by | Mar 6, 2015 | Torah Thought

Every week my family and I are blessed to have anywhere between five and 20 guests for Shabbos. These guests come from various backgrounds and levels of observance and everyone knows that they are always welcome to come and enjoy a Shabbos meal. Recently, we had a gentleman who had never had a matzah ball. That’s right, we had a hard time believing it as well, but it was true. He had never had a matzah ball and my wife’s matzah ball soup was his first. He definitely enjoyed it and commented that he may have to come back soon if, for no other reason, than to make sure that the soup is always this good.

I have found over the years that people will sometimes start off their personal, spiritual journey in a very unknowing manner. They will not recognize, or allow themselves to recognize that their journey is a spiritual one, but rather they will come because, “The chicken soup is so good….” Sometimes people will sign up for a class because it is intellectually interesting, not expecting to have the class change them in any way. Many people will attend a Passover seder simply because that’s what they do. They have to go to a seder, but they have no intention of the seder making an impact on them.

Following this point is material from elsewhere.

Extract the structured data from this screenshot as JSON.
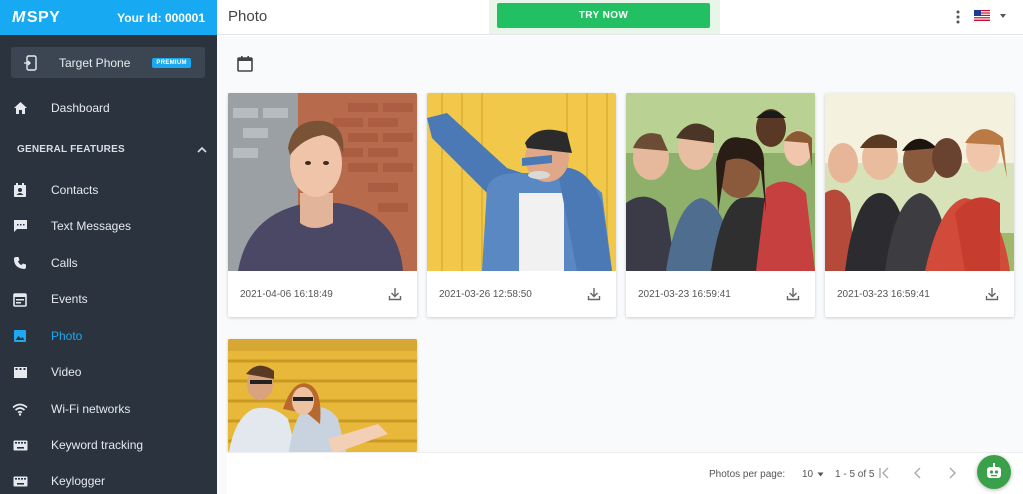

This is the choice that each and every one of us has with every Jewish event, class, program, meal and service we attend. Do we want to “do” something or do we want to “become” something? Am I the type of person who will participate, but never thinks that the topic applies to me or am I the type of person who wants to always try and reach my potential? As we approach Passover this is a very important question that we should all be asking ourselves. Over the next few weeks we have a chance to break out of our personal prison that we each make for ourselves and burst out into a world of true, personal freedom.

As I am writing this we are a few days before Purim. In just a few days we are going to remember a time in our history when we were almost destroyed, but because we took action, we prayed, we fasted and we repented and the Jewish people were saved. But then, in a few more weeks we will come to Passover. At this time in history, G-d took us out from Egypt not because we fasted or prayed or repented but because G-d decided that it was the right time and He, Himself took us out of Egypt.

There are times when we need personal effort and action. There are other times when G-d just runs the world and all we can do is follow His lead. Whichever we are experiencing at any given time there is one thing that is consistent—it all has the potential to bringing us closer to G-d. The matzah ball can bring us closer to G-d, as well as the chicken and brisket and even the bitter herbs. It’s up to us whether we come to dinner to eat or we eat in order to serve a Higher Purpose.

When we have a chance to attend a service, a meal, a program or a class we have a choice. Attend because we feel as though we have to or try to figure out how this matzah ball can bring us a little closer to G-d. If you want to know more about the spirituality of matzah balls (or anything else) feel free to be in touch.

—Rabbi Gershon Litt, executive director of the Norfolk Kollel, director of Hillel at the College of William and Mary and Rabbi of Adath Jeshurun Synagogue in Newport News.